Rachel Gross emerges from a classroom to face the crush of students charging through the corridors. The labyrinthine hallways and riot-proof walls make the UW Humanities Building feel like a medieval fortress under siege during class change. Gross has just a few minutes to herself before her next skirmish -- with a room of 13 undergraduates.
She is a fifth-year graduate student studying environmental history. Her focus is the history of outdoor clothing and gear. She's finished her master's thesis -- "Synthetic Wilderness: Gore-Tex and the Paths to Mastery in Outdoor Recreation" -- and is now working on her dissertation. In order to earn tuition remission and fund her research, Gross is also working as a teaching assistant, or TA, this semester.
Teaching assistants are graduate students who work for the university in exchange for tuition remission, health insurance and a living stipend. They are paid little and work hard for their keep. A typical TA with a 41% appointment might make $12,091 in a year. And there is no question the University of Wisconsin-Madison could not operate without them. TAs teach half of all lectures, discussions and labs.
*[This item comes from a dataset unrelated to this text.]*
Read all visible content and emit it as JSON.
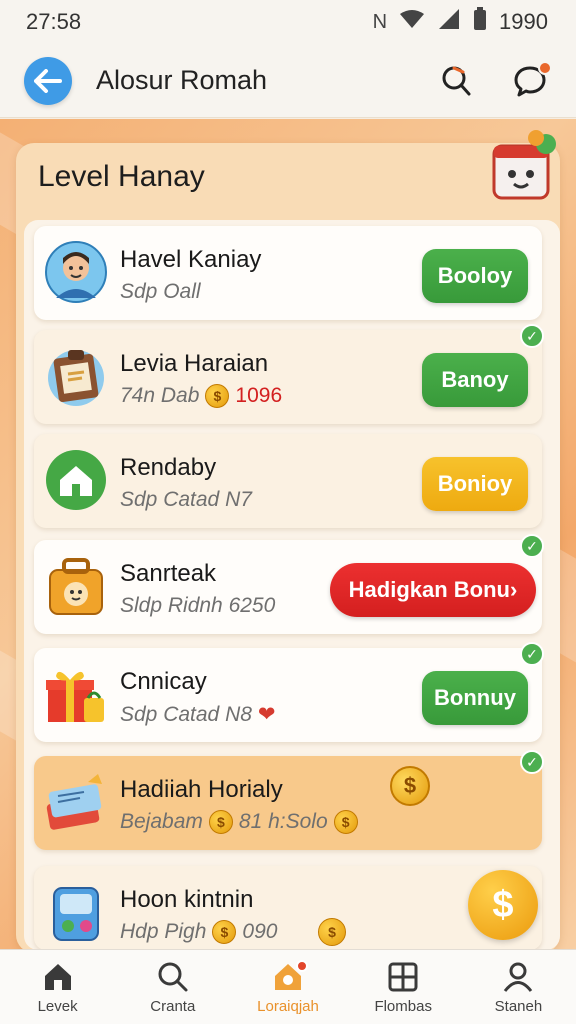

In the College of Letters & Science, home to almost 70% of the university's TAs, graduate and professional students teach more than 85,000 credit hours.
"Grad students do wonderful work on this campus, and I don't know how we'd get along without them," says Brian Bubenzer, assistant dean for Graduate Student Administration.
Bubenzer allows that being a TA "really is a balancing act." They must cope with the pressure of their own studies and tend to their personal lives.
"We've all heard horror stories," Bubenzer says, referring to graduate students who end up living in the library or their office. "Grad student lives are very complicated, and we do ask a lot of them."